A town-hall meeting to discuss controversies surrounding police stop-and-frisk practices in Philadelphia roiled with anger and shouting from the audience Friday night at a North Philadelphia church.

Mayor Kenney endured a slew of insults - he was called a "liar" and "pig politician" - as he tried to explain how his administration was making sure every police stop of a pedestrian abided by the U.S. Constitution.

Chris Norris, one of the forum moderators at New Vision United Methodist Church, asked the mayor whether he was willing to apologize to people who have been illegally stopped by police.

The audience grumbled as Kenney questioned how stop-and-frisk was defined, trying to put a fine point on a subject fraught at that moment with emotion.

The mayor eventually said that to the extent illegal stops have occurred since he took office, "I do apologize for that."

He said it was important that the police no longer use pedestrian stops "as a fishing expedition."

During his campaign last spring, Kenney vowed that if he was elected, "stop-and-frisk will end in Philadelphia, no question."

After taking office, he offered a more nuanced position, explaining that pedestrian stops must continue, but that they need to be constitutional.

In March, the Pennsylvania ACLU reported that of 200,000 pedestrian stops in the first half of 2015, 33 percent were made without reasonable suspicion that a crime had occurred.

Blacks accounted for nearly 70 percent of stops, according to the ACLU report.

The ACLU sued the city over stop-and-frisk in 2010, and that led to a settlement with the city that included monitoring by the ACLU with regular public reports.

Kenney and Police Commissioner Richard Ross told the audience that new measures were in place to require more detailed reporting by officers after each pedestrian encounter, followed by more monitoring by supervisors, as well as training and discipline if necessary.

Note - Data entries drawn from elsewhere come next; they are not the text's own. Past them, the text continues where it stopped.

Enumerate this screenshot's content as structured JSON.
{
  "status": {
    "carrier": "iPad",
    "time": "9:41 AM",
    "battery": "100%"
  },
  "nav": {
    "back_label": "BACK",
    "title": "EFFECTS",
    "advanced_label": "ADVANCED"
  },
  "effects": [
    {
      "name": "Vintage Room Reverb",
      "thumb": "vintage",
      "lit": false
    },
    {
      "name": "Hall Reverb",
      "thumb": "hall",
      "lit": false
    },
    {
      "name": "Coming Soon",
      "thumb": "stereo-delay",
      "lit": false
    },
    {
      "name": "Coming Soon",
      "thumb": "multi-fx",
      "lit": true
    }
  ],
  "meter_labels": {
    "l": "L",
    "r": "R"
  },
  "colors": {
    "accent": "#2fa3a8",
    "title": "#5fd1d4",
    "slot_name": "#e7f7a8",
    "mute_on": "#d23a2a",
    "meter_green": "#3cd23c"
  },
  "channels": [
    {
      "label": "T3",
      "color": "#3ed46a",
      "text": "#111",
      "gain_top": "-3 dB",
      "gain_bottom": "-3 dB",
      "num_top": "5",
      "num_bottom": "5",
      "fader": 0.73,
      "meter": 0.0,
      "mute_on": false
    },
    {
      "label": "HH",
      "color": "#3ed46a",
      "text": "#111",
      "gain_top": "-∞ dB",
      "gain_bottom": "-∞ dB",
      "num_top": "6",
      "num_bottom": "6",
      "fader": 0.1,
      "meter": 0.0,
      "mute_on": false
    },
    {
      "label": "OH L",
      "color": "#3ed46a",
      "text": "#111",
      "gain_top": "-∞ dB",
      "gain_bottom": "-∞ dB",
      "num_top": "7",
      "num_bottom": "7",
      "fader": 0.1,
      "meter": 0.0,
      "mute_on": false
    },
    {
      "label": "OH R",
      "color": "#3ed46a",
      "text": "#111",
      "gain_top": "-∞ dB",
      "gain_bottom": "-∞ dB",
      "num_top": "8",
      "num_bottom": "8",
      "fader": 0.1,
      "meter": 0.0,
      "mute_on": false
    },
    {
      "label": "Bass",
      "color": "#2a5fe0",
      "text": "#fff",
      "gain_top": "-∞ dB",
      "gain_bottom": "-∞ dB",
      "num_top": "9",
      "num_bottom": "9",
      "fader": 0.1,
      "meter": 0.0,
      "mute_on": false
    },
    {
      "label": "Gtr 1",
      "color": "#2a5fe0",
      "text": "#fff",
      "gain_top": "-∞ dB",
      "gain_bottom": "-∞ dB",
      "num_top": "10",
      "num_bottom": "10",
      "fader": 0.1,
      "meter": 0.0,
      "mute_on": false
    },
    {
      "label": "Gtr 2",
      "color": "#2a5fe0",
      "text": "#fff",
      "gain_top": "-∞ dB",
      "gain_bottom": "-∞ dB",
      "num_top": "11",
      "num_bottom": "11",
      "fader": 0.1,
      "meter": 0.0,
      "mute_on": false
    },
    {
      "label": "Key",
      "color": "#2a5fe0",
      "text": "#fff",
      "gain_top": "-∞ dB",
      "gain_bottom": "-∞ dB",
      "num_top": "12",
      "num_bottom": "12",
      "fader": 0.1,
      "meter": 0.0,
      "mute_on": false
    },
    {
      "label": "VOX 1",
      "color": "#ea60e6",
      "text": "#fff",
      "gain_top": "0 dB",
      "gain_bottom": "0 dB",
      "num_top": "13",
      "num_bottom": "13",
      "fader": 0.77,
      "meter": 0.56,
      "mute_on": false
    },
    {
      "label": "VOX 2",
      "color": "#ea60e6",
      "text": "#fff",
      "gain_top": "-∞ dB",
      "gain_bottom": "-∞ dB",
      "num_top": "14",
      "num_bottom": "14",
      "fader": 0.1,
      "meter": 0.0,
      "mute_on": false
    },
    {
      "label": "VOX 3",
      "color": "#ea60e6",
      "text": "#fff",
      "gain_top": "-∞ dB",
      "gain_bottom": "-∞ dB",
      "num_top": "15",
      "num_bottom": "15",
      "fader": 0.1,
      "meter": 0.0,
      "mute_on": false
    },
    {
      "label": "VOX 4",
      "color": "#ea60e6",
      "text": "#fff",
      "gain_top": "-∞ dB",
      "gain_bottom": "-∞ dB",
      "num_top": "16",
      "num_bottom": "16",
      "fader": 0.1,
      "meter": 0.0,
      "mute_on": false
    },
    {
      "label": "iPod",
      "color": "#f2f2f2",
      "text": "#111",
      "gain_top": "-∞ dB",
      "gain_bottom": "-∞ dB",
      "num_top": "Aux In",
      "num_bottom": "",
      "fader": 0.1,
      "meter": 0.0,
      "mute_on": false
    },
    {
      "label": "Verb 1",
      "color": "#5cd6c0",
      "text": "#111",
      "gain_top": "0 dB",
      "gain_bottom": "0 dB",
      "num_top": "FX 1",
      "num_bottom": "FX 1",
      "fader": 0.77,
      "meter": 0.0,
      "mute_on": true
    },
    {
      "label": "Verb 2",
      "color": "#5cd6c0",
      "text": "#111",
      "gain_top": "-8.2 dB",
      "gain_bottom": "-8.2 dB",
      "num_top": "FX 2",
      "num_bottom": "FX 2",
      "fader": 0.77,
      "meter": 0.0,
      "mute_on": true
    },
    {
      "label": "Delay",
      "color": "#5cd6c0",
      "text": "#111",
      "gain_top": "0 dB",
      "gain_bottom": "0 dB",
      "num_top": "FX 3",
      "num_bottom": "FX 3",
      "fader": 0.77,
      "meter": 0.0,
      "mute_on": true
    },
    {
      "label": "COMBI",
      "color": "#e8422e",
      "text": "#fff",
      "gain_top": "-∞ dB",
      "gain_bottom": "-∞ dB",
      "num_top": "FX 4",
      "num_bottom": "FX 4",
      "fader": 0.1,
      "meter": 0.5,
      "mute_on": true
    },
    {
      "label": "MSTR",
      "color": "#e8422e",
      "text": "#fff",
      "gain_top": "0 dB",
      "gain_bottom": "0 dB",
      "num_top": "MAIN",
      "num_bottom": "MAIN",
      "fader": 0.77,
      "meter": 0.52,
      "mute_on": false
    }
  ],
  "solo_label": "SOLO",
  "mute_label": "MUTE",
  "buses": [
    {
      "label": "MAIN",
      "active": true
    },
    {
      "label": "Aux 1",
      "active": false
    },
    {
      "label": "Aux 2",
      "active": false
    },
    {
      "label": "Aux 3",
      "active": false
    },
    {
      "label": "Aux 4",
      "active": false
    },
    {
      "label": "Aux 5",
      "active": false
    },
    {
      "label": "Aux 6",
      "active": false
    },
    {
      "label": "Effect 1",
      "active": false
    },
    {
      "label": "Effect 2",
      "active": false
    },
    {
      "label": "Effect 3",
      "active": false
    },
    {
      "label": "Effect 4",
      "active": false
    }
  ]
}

For much of the meeting, Kenney and Ross were targeted by certain audience members with verbal abuse and personal insults.

The ACLU deputy legal director, Mary Catherine Roper, also was mocked.

Clergy members repeatedly tried to bring order, and at one point had brief success. But finally, the Rev. Gregory Holston, senior pastor at the church, said the audience behavior was too much and abruptly halted the gathering.

SEPTA Transit Police Chief Thomas J. Nestel III, who was live-tweeting the event, said the emotion in the room was intense.

"The need for change is in the air," he wrote.